We feel that both of these programs give children the tools to thrive in multiple ways. The Be You Wellness program provides the support needed to teach young people how to name their emotions, manage their stress and their reactions in stressful situations, skills that are vital throughout life to not only cope, but thrive. The Workforce Readiness program teaches them the basics of job searching, writing resumes, and interviewing, as well as gives students a positive first work experience so they are better prepared for joining the outside workforce and thriving in whatever they pursue.

We are so grateful to the Steelcase Foundation and all of our supporters who make these vital programs possible!

MSW Interns

Bethany Czerny

MSW Intern

Club: Steil

I grew up in a household that did not believe in mental health and ignored me when I asked for help. It was the people who saw me struggling and showed me care and love that made a difference to my mental health. I decided to go into social work to be the person I needed growing up. I want the people I work with to know that they do not have to go through life alone; I want to be able to advocate and help them through life’s challenges, showing them unconditional love and care.

My experience at the Boys and Girls Club has been unforgettable. This was not my planned internship, but I am grateful to be here. I have learned things I will continue to reflect on and use throughout the rest of my career as a social worker. I have seen how generational trauma and systemic racism can impact communities and the children we serve here at the Boys and Girls Club.

I have made a difference in children’s lives here by providing a safe and judgment-free place to share what they are going through and the ability to feel their emotions. A club member came to me in the cool-down corner asking for help because they felt unsafe at home.

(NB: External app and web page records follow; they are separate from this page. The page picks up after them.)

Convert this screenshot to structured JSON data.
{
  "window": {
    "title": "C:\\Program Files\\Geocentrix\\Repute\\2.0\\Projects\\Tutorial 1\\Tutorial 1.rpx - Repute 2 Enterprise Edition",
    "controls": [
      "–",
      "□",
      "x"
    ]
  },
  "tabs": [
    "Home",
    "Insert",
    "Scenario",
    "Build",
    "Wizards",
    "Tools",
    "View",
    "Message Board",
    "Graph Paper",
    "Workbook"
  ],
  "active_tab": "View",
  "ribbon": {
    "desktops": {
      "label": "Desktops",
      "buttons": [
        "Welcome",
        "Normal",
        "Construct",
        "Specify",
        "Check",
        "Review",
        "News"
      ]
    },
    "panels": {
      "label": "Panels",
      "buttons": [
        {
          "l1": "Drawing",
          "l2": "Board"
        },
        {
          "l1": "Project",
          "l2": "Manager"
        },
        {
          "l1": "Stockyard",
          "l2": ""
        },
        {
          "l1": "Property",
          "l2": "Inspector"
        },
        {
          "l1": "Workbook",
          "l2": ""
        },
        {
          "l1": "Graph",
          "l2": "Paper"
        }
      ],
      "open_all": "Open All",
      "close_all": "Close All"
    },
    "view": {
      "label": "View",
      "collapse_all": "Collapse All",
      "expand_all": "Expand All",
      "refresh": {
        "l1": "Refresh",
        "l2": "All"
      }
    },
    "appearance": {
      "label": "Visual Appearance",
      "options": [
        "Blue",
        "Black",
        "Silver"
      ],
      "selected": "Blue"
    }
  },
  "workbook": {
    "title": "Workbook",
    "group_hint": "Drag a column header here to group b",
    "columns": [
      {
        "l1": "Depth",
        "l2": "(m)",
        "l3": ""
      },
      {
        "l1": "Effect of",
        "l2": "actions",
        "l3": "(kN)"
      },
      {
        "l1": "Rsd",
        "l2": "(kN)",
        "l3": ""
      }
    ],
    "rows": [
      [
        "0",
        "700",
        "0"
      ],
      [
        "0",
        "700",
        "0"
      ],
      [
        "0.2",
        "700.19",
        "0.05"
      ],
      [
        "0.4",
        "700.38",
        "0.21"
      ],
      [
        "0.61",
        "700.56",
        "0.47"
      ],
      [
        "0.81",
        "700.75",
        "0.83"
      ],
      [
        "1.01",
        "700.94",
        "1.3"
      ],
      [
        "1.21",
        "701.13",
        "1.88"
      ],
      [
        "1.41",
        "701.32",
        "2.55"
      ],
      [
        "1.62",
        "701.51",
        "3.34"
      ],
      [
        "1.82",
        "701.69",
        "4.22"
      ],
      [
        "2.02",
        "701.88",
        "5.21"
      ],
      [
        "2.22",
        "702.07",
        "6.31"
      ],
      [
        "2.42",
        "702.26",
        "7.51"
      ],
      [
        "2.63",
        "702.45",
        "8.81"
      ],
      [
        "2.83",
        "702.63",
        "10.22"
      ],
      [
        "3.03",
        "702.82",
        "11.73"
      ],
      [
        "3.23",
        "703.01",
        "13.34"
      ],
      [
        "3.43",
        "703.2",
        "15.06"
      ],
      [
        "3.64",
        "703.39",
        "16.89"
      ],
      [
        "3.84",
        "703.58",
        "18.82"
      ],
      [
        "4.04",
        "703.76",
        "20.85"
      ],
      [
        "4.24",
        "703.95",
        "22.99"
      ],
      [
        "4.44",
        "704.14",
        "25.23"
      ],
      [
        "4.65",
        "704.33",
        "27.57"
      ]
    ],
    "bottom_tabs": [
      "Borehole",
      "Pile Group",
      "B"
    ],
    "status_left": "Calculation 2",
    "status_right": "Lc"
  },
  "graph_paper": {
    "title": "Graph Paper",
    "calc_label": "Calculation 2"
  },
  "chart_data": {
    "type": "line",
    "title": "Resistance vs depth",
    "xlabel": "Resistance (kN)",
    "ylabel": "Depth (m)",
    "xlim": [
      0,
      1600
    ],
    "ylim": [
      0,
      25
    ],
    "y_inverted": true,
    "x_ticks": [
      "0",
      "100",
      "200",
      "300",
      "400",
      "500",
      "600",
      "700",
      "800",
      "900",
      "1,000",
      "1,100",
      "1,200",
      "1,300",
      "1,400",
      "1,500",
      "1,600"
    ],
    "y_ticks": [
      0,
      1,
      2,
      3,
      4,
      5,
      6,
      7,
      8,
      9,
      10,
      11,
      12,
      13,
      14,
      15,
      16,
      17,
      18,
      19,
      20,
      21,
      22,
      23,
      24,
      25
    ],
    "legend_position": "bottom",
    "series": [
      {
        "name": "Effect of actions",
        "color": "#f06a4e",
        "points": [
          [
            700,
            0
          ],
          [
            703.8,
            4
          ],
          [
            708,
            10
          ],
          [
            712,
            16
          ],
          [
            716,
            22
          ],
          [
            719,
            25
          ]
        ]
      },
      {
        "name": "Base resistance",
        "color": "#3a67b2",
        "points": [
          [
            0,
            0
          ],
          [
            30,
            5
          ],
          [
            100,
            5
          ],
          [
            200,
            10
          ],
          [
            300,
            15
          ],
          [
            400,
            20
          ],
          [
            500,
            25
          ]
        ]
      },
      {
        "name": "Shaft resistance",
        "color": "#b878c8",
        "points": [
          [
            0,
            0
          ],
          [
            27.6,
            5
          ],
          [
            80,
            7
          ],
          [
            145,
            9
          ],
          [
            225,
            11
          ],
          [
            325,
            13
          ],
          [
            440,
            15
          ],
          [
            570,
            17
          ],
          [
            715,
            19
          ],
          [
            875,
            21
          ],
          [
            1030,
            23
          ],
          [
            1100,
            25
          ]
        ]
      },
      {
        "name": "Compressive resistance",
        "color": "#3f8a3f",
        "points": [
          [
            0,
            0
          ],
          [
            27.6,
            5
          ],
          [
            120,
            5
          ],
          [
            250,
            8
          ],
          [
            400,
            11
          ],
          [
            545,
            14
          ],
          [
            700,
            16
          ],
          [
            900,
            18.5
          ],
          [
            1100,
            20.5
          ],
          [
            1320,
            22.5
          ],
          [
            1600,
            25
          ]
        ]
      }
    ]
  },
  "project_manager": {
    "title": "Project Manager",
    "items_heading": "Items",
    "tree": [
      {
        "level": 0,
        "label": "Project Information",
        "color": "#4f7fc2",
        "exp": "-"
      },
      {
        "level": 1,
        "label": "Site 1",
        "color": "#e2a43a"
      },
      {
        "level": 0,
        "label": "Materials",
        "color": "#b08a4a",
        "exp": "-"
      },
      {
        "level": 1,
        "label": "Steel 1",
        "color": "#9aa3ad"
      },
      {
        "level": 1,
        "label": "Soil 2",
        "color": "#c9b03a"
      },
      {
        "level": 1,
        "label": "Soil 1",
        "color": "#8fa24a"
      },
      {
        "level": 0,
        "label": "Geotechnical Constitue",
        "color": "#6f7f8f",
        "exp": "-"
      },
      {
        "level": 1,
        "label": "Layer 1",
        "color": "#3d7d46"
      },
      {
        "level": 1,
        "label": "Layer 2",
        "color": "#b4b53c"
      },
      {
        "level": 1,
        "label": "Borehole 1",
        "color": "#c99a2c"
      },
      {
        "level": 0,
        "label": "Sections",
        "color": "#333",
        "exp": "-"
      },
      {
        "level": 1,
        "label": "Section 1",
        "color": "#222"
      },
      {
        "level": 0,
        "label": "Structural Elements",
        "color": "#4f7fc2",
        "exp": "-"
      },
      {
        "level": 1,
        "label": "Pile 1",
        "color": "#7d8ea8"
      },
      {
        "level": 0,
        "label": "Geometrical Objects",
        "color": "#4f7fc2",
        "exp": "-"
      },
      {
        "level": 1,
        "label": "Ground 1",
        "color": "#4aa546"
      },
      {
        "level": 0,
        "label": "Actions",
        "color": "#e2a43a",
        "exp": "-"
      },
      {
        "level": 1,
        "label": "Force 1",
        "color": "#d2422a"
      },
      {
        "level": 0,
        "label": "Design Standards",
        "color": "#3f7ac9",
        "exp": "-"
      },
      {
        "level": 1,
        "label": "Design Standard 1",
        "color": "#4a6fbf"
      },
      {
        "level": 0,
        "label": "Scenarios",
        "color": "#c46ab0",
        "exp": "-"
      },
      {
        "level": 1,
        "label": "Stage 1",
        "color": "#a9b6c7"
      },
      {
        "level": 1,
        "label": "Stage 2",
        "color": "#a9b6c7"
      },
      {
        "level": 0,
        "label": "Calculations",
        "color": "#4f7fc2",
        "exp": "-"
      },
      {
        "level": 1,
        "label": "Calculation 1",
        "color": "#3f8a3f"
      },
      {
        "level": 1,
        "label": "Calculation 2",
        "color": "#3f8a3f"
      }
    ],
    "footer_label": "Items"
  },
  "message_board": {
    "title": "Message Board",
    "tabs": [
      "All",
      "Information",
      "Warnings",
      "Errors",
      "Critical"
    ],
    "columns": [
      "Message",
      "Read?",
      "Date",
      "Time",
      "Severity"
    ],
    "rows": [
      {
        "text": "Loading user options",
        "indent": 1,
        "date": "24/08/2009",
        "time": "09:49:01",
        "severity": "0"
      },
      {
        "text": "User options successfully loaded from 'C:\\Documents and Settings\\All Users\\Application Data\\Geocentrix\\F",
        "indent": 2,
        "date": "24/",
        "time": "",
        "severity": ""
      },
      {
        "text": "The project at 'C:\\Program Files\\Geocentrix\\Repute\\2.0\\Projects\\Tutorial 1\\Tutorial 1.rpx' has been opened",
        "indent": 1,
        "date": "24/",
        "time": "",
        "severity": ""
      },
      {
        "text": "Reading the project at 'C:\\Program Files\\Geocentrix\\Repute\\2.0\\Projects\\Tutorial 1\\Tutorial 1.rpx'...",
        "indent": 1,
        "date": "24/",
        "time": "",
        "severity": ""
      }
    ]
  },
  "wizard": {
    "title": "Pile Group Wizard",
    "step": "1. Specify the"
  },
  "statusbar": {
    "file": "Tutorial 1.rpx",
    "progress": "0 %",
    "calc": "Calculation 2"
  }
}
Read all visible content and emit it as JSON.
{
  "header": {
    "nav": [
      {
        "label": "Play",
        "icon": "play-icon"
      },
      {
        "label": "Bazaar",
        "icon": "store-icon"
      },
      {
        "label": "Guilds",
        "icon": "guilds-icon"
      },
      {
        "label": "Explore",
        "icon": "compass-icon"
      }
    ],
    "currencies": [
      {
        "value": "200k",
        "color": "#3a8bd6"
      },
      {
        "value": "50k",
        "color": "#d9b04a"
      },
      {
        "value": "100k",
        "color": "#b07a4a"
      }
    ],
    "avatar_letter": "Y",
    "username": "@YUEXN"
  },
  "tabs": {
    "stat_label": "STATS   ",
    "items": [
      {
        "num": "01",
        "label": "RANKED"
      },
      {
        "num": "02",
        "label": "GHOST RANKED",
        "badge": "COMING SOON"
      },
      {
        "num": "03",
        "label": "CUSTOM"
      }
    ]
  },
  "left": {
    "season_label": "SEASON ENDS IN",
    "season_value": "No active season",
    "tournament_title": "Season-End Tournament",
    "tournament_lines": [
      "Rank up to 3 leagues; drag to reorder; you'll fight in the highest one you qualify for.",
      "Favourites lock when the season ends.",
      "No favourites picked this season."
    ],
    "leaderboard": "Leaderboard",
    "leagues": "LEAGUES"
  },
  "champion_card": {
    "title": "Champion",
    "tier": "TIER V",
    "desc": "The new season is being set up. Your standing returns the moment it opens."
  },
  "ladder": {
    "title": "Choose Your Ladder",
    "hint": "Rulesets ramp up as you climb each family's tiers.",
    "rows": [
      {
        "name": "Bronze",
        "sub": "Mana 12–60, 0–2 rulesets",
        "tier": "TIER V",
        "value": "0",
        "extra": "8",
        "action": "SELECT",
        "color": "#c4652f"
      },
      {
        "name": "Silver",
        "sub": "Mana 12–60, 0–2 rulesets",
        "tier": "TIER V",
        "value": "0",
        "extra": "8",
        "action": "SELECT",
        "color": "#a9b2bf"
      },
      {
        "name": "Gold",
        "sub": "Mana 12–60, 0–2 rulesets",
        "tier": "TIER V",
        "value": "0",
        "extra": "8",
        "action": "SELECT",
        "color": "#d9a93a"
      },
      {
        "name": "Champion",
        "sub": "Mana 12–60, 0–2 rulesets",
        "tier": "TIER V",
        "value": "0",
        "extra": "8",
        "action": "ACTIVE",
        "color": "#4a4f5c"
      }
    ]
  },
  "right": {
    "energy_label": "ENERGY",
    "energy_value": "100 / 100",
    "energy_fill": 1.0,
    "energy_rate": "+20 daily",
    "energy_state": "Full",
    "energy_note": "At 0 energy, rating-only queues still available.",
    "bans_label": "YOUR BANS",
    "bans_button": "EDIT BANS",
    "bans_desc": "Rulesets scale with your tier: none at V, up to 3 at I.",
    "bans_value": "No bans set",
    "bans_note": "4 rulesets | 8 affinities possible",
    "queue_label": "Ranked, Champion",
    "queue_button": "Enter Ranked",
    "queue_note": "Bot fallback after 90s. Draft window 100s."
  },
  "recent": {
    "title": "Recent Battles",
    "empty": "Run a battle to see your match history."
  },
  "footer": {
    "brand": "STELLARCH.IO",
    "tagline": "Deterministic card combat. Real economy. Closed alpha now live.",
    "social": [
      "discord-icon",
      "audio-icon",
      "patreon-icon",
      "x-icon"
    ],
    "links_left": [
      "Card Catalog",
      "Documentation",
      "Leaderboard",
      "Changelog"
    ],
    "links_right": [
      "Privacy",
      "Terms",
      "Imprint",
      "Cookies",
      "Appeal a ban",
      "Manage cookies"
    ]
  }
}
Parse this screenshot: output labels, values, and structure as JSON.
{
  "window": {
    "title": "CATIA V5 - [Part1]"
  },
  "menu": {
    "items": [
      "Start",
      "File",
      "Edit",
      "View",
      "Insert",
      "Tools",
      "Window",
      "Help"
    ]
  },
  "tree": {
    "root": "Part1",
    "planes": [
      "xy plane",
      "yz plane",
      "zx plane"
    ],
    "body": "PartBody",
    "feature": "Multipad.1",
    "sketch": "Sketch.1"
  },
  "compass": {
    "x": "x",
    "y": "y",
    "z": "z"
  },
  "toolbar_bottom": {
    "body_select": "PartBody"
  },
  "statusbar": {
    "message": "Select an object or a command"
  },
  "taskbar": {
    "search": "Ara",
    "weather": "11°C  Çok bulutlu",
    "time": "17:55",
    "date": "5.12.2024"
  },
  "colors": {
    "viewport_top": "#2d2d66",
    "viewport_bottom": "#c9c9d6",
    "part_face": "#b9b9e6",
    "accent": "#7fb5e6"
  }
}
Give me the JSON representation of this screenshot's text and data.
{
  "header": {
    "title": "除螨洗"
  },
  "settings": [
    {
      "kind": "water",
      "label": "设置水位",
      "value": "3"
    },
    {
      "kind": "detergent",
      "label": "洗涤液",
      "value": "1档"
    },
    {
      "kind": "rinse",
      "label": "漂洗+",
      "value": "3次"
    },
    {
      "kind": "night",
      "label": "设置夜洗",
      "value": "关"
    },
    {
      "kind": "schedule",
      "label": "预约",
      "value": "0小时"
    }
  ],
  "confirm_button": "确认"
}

Another club member I have been working with since the start of my internship has difficulty identifying their emotions and regulating when they feel upset. We worked together to create tools to help them communicate their feelings. But overall, I have made a difference by loving these kids for who they are. I sit with them, showing them how to assemble a puzzle, shooting hoops (even though I am terrible at basketball), or just generally encouraging them in what they are passionate about.

Gabriella Friar

MSW Intern

Club: Paul I Phillips

I decided to go into social work because I wanted to help people achieve the best version of themselves that they want to be. Often in our society, people are not able to achieve the person they want to be because they don’t receive enough support, and this can leave people feeling frustrated. Through social work, I see the ability to give that support and encouragement that sometimes can’t be found elsewhere.

I began my experience at Seidman Boys & Girls Club but transitioned to Paul I Phillips to meet the needs of more club members. Some of the things I have learned are that there is always more than meets the eye, especially with aggressive or out of character behaviors, and that maintaining an approachable and non-judgmental demeanor can go a long way in helping a youth trust you.

I think there are simple things that I do that make a difference. I don’t think that these are “life-changing” differences, but they are small things that can help make someone’s day brighter. A simple smile when you greet a youth, checking in on someone who doesn’t seem to be having a good day, or engaging in an activity the youth is passionate about can help to make a difference and can help forge a relationship.